For each line in the data below that has the word "Number", copy that line.

▶ Data in this exercise:
—————
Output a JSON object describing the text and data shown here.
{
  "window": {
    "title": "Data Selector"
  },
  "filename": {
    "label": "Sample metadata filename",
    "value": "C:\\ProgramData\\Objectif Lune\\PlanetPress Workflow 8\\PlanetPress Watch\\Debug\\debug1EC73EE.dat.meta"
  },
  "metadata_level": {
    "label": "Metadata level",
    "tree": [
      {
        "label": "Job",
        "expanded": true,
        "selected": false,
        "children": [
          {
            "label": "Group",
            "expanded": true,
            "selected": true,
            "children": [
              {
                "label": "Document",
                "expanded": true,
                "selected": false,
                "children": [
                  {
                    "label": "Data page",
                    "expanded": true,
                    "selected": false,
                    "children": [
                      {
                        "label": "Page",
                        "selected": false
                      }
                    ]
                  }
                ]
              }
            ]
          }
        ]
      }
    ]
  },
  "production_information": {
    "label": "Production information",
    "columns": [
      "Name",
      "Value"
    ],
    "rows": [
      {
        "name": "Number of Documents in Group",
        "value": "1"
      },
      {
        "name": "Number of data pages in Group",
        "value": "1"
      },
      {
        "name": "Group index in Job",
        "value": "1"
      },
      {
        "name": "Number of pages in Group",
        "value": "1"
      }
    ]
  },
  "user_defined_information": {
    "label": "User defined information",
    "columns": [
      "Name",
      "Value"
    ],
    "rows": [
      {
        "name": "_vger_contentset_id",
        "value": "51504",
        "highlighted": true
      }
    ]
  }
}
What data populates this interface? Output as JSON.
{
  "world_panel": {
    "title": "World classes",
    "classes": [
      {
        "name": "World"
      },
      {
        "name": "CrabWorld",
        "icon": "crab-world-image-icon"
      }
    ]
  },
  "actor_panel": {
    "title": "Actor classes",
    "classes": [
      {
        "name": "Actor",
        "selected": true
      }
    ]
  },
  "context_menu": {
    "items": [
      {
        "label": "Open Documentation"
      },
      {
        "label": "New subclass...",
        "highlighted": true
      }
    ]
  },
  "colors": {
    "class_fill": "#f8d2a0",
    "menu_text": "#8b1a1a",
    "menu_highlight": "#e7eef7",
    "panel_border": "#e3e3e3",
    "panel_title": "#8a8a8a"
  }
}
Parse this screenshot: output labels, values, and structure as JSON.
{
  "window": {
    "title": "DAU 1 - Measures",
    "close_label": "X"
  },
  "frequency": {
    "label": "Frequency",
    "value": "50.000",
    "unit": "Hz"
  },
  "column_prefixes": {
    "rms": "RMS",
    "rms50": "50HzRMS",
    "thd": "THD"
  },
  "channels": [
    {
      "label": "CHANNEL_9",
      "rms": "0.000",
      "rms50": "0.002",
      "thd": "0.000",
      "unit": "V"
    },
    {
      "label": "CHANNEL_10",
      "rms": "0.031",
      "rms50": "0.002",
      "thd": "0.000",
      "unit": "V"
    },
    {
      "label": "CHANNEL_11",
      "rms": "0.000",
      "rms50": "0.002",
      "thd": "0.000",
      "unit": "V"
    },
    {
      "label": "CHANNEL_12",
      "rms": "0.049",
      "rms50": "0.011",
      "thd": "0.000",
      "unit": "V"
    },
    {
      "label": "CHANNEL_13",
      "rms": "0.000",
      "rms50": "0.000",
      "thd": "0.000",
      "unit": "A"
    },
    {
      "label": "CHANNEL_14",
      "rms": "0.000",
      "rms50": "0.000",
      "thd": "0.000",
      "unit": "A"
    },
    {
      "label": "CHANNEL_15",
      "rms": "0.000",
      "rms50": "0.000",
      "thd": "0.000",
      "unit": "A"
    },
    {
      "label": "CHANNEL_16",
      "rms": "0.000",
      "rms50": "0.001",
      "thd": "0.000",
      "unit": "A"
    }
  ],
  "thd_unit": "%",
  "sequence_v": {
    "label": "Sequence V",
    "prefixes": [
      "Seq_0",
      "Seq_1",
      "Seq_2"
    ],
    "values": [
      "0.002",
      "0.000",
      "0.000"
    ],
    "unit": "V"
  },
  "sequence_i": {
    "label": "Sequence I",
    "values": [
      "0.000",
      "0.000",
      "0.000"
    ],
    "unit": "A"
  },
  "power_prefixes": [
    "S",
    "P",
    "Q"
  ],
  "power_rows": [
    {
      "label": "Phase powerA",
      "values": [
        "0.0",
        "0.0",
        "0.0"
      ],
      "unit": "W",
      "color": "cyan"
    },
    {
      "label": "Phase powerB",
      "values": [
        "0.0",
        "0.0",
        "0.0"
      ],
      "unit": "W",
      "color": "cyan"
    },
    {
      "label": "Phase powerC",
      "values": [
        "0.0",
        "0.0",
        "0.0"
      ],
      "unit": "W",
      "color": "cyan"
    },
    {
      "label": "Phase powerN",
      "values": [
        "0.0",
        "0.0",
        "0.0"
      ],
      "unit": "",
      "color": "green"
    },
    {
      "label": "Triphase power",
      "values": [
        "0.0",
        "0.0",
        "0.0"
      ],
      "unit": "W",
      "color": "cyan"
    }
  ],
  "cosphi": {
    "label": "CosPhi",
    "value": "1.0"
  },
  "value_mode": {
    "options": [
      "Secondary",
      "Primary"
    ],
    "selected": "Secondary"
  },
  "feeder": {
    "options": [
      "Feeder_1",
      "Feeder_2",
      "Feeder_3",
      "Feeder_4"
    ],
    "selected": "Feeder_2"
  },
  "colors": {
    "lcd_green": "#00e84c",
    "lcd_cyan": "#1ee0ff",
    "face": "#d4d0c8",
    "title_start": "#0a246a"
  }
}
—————
▶ Response to the task:
        "name": "Number of Documents in Group",
        "name": "Number of data pages in Group",
        "name": "Number of pages in Group",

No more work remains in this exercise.